If you aim to save $1 million for your retirement, you'll need to answer some questions first. The most important ones are: How much should you save each year, and for how long? Those answers will vary based on how aggressively or conservatively you are invested.
There are many different calculations for what percentage of stocks, bonds, and cash will make you a conservative, balanced, or aggressive investor. Here is what saving $1 million looks like for four different examples of these standard asset allocation models.
A conservative portfolio made up of 50% bonds, 30% cash, and 20% stock will get you a relatively low average rate of return in exchange for reduced volatility. Between 1926 and 2019, this mix of asset classes has earned an average annual return of 5.94%.
Asset allocation guidelines tell you that you should hold a conservative allocation when retirement is close. If you are in your 60s and entering a bear market when you plan to use your money, it could be devastating. Taking withdrawals while your accounts are down could deplete them even faster.
But this combination of asset classes isn't only best when you are older. Maybe you're younger and just don't have much of an appetite for risk. Sure, you have years before you will need your money, but market swings make you very nervous.
If you fit into this risk-averse category, you can build your nest egg with a conservative portfolio but it will come more from your contributions than market participation. If you can save $1,006.98 each month, and you earn the average annual return of 5.94%, you can accumulate $1 million in 30 years.
With about 50% bonds or cash and 50% stocks, a balanced asset allocation model is typically best for you if you are in your 50s. Retirement is closer than when you started working, but you still have a number of years before it is a reality.
Even if you aren't in your 50s, this mix of stocks, bonds, and cash is a good option if downside protection from market losses is of greater value to you than potential upside. Between 1926 and 2019, the best 12-month period for an aggressive portfolio was a gain of 136.07%, and the worst 12-month period was a 60.78% loss. With a balanced portfolio, the best period was a 76.57% gain and the worst was a 40.64% loss.
Historically, a balanced portfolio will yield an average rate of return of 7.93%. This means that if you invested in it over 30 years and you earn this average annual rate, you could reach your $1 million goal by saving $680.57 per month.
With a growth portfolio, you'll still hold some bonds (about 30% is a good target in my view), but the rest of your investments are stocks. A growth portfolio is great if you are in your 30s and have decades before you will retire. But this mix could also be a good fit if you start saving when you are older and plan on retiring late.

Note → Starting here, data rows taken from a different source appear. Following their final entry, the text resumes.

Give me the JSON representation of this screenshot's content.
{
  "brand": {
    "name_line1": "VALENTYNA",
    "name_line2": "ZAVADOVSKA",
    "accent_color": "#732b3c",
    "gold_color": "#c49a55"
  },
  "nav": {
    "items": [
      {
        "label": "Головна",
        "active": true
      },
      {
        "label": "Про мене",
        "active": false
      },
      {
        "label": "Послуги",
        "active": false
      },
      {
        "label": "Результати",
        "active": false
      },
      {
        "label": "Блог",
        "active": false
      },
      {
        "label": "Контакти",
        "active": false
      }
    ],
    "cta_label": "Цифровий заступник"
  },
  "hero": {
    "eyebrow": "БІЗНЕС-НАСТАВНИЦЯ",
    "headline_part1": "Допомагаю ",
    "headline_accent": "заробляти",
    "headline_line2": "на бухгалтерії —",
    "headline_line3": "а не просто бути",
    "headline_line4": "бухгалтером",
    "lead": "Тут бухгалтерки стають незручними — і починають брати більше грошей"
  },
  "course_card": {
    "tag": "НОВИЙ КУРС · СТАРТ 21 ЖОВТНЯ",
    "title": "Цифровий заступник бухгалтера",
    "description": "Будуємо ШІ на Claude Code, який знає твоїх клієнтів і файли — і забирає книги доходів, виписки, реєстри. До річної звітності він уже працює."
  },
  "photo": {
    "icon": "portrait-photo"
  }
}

If you have a growth portfolio, you'll get compensated for the extra risk you take with an average rate of return of 8.94%. This higher return will get you to $1 million in 30 years by saving only $553.08 each month and earning 8.94% on average annually.
4. Aggressive growth
An aggressive portfolio is almost all stock. I typically suggest those using an aggressive growth model to hold only about 15% in bonds. It's best only if you feel very comfortable with market volatility or are in your 20s and have a lot of time before you intend to use your money.
An aggressive portfolio can help you reach your goal faster and with less money. This could be especially helpful in your early working years when you make less money.
Because you are holding mostly stock, it has earned the highest return on average of 9.63% per year. If you earn this higher rate on average every year, you can hit your $1 million mark by saving $478.55 each month for 30 years.
Which is best for you?
Advice on how you should invest that is based solely on your age takes into account your ability for taking risks but not necessarily your willingness. Your age should be a factor in your overall mix of assets but not the sole determinant. Getting the most accurate asset allocation model will involve taking a risk tolerance quiz.
How you feel about volatility can also change as you get older and approach retirement. If so, you might end up with multiple asset allocation models throughout your life. You could also find that you can save more each month than you initially believed, getting you to your goal faster. Or maybe you run into some hardships along the way and it takes you a little longer. Whenever you make adjustments, just make sure your monthly contributions are modified as well.
The road that gets you to $1 million will take some planning and is unique to you; there isn't a magic formula that everyone can follow. Understanding how you feel about risk is the first step before creating your plan. From there, you can map out exactly how much money you should save and for how long in order to reach your goal.